===== Source material

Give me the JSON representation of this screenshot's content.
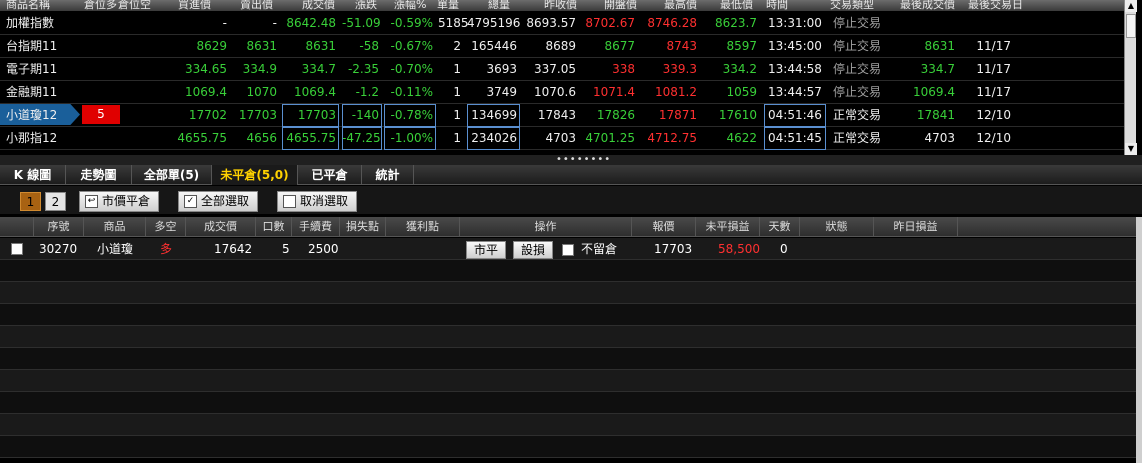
{
  "quote_table": {
    "headers": [
      "商品名稱",
      "倉位多",
      "倉位空",
      "買進價",
      "賣出價",
      "成交價",
      "漲跌",
      "漲幅%",
      "單量",
      "總量",
      "昨收價",
      "開盤價",
      "最高價",
      "最低價",
      "時間",
      "交易類型",
      "最後成交價",
      "最後交易日"
    ],
    "rows": [
      {
        "name": "加權指數",
        "pos_long": "",
        "pos_short": "",
        "bid": "-",
        "ask": "-",
        "last": "8642.48",
        "change": "-51.09",
        "pct": "-0.59%",
        "vol": "5185",
        "total": "4795196",
        "prev": "8693.57",
        "open": "8702.67",
        "high": "8746.28",
        "low": "8623.7",
        "time": "13:31:00",
        "status": "停止交易",
        "last_trade": "",
        "last_day": ""
      },
      {
        "name": "台指期11",
        "pos_long": "",
        "pos_short": "",
        "bid": "8629",
        "ask": "8631",
        "last": "8631",
        "change": "-58",
        "pct": "-0.67%",
        "vol": "2",
        "total": "165446",
        "prev": "8689",
        "open": "8677",
        "high": "8743",
        "low": "8597",
        "time": "13:45:00",
        "status": "停止交易",
        "last_trade": "8631",
        "last_day": "11/17"
      },
      {
        "name": "電子期11",
        "pos_long": "",
        "pos_short": "",
        "bid": "334.65",
        "ask": "334.9",
        "last": "334.7",
        "change": "-2.35",
        "pct": "-0.70%",
        "vol": "1",
        "total": "3693",
        "prev": "337.05",
        "open": "338",
        "high": "339.3",
        "low": "334.2",
        "time": "13:44:58",
        "status": "停止交易",
        "last_trade": "334.7",
        "last_day": "11/17"
      },
      {
        "name": "金融期11",
        "pos_long": "",
        "pos_short": "",
        "bid": "1069.4",
        "ask": "1070",
        "last": "1069.4",
        "change": "-1.2",
        "pct": "-0.11%",
        "vol": "1",
        "total": "3749",
        "prev": "1070.6",
        "open": "1071.4",
        "high": "1081.2",
        "low": "1059",
        "time": "13:44:57",
        "status": "停止交易",
        "last_trade": "1069.4",
        "last_day": "11/17"
      },
      {
        "name": "小道瓊12",
        "pos_long": "",
        "pos_short": "5",
        "bid": "17702",
        "ask": "17703",
        "last": "17703",
        "change": "-140",
        "pct": "-0.78%",
        "vol": "1",
        "total": "134699",
        "prev": "17843",
        "open": "17826",
        "high": "17871",
        "low": "17610",
        "time": "04:51:46",
        "status": "正常交易",
        "last_trade": "17841",
        "last_day": "12/10"
      },
      {
        "name": "小那指12",
        "pos_long": "",
        "pos_short": "",
        "bid": "4655.75",
        "ask": "4656",
        "last": "4655.75",
        "change": "-47.25",
        "pct": "-1.00%",
        "vol": "1",
        "total": "234026",
        "prev": "4703",
        "open": "4701.25",
        "high": "4712.75",
        "low": "4622",
        "time": "04:51:45",
        "status": "正常交易",
        "last_trade": "4703",
        "last_day": "12/10"
      }
    ]
  },
  "splitter_dots": "••••••••",
  "tabs": [
    "K 線圖",
    "走勢圖",
    "全部單(5)",
    "未平倉(5,0)",
    "已平倉",
    "統計"
  ],
  "toolbar": {
    "page1": "1",
    "page2": "2",
    "market_close": "市價平倉",
    "select_all": "全部選取",
    "deselect": "取消選取"
  },
  "positions": {
    "headers": [
      "序號",
      "商品",
      "多空",
      "成交價",
      "口數",
      "手續費",
      "損失點",
      "獲利點",
      "操作",
      "報價",
      "未平損益",
      "天數",
      "狀態",
      "昨日損益"
    ],
    "rows": [
      {
        "seq": "30270",
        "product": "小道瓊",
        "side": "多",
        "price": "17642",
        "qty": "5",
        "fee": "2500",
        "op_close": "市平",
        "op_set": "設損",
        "keep_label": "不留倉",
        "quote": "17703",
        "pnl": "58,500",
        "days": "0"
      }
    ]
  },
  "colors": {
    "up": "#39d039",
    "down": "#ff3030",
    "active_tab": "#ffd200"
  }
}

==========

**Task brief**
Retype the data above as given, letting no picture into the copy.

**Answer to this exercise**
Give me the JSON representation of this screenshot's content.
{
  "quote_table": {
    "headers": [
      "商品名稱",
      "倉位多",
      "倉位空",
      "買進價",
      "賣出價",
      "成交價",
      "漲跌",
      "漲幅%",
      "單量",
      "總量",
      "昨收價",
      "開盤價",
      "最高價",
      "最低價",
      "時間",
      "交易類型",
      "最後成交價",
      "最後交易日"
    ],
    "rows": [
      {
        "name": "加權指數",
        "pos_long": "",
        "pos_short": "",
        "bid": "-",
        "ask": "-",
        "last": "8642.48",
        "change": "-51.09",
        "pct": "-0.59%",
        "vol": "5185",
        "total": "4795196",
        "prev": "8693.57",
        "open": "8702.67",
        "high": "8746.28",
        "low": "8623.7",
        "time": "13:31:00",
        "status": "停止交易",
        "last_trade": "",
        "last_day": ""
      },
      {
        "name": "台指期11",
        "pos_long": "",
        "pos_short": "",
        "bid": "8629",
        "ask": "8631",
        "last": "8631",
        "change": "-58",
        "pct": "-0.67%",
        "vol": "2",
        "total": "165446",
        "prev": "8689",
        "open": "8677",
        "high": "8743",
        "low": "8597",
        "time": "13:45:00",
        "status": "停止交易",
        "last_trade": "8631",
        "last_day": "11/17"
      },
      {
        "name": "電子期11",
        "pos_long": "",
        "pos_short": "",
        "bid": "334.65",
        "ask": "334.9",
        "last": "334.7",
        "change": "-2.35",
        "pct": "-0.70%",
        "vol": "1",
        "total": "3693",
        "prev": "337.05",
        "open": "338",
        "high": "339.3",
        "low": "334.2",
        "time": "13:44:58",
        "status": "停止交易",
        "last_trade": "334.7",
        "last_day": "11/17"
      },
      {
        "name": "金融期11",
        "pos_long": "",
        "pos_short": "",
        "bid": "1069.4",
        "ask": "1070",
        "last": "1069.4",
        "change": "-1.2",
        "pct": "-0.11%",
        "vol": "1",
        "total": "3749",
        "prev": "1070.6",
        "open": "1071.4",
        "high": "1081.2",
        "low": "1059",
        "time": "13:44:57",
        "status": "停止交易",
        "last_trade": "1069.4",
        "last_day": "11/17"
      },
      {
        "name": "小道瓊12",
        "pos_long": "",
        "pos_short": "5",
        "bid": "17702",
        "ask": "17703",
        "last": "17703",
        "change": "-140",
        "pct": "-0.78%",
        "vol": "1",
        "total": "134699",
        "prev": "17843",
        "open": "17826",
        "high": "17871",
        "low": "17610",
        "time": "04:51:46",
        "status": "正常交易",
        "last_trade": "17841",
        "last_day": "12/10"
      },
      {
        "name": "小那指12",
        "pos_long": "",
        "pos_short": "",
        "bid": "4655.75",
        "ask": "4656",
        "last": "4655.75",
        "change": "-47.25",
        "pct": "-1.00%",
        "vol": "1",
        "total": "234026",
        "prev": "4703",
        "open": "4701.25",
        "high": "4712.75",
        "low": "4622",
        "time": "04:51:45",
        "status": "正常交易",
        "last_trade": "4703",
        "last_day": "12/10"
      }
    ]
  },
  "splitter_dots": "••••••••",
  "tabs": [
    "K 線圖",
    "走勢圖",
    "全部單(5)",
    "未平倉(5,0)",
    "已平倉",
    "統計"
  ],
  "toolbar": {
    "page1": "1",
    "page2": "2",
    "market_close": "市價平倉",
    "select_all": "全部選取",
    "deselect": "取消選取"
  },
  "positions": {
    "headers": [
      "序號",
      "商品",
      "多空",
      "成交價",
      "口數",
      "手續費",
      "損失點",
      "獲利點",
      "操作",
      "報價",
      "未平損益",
      "天數",
      "狀態",
      "昨日損益"
    ],
    "rows": [
      {
        "seq": "30270",
        "product": "小道瓊",
        "side": "多",
        "price": "17642",
        "qty": "5",
        "fee": "2500",
        "op_close": "市平",
        "op_set": "設損",
        "keep_label": "不留倉",
        "quote": "17703",
        "pnl": "58,500",
        "days": "0"
      }
    ]
  },
  "colors": {
    "up": "#39d039",
    "down": "#ff3030",
    "active_tab": "#ffd200"
  }
}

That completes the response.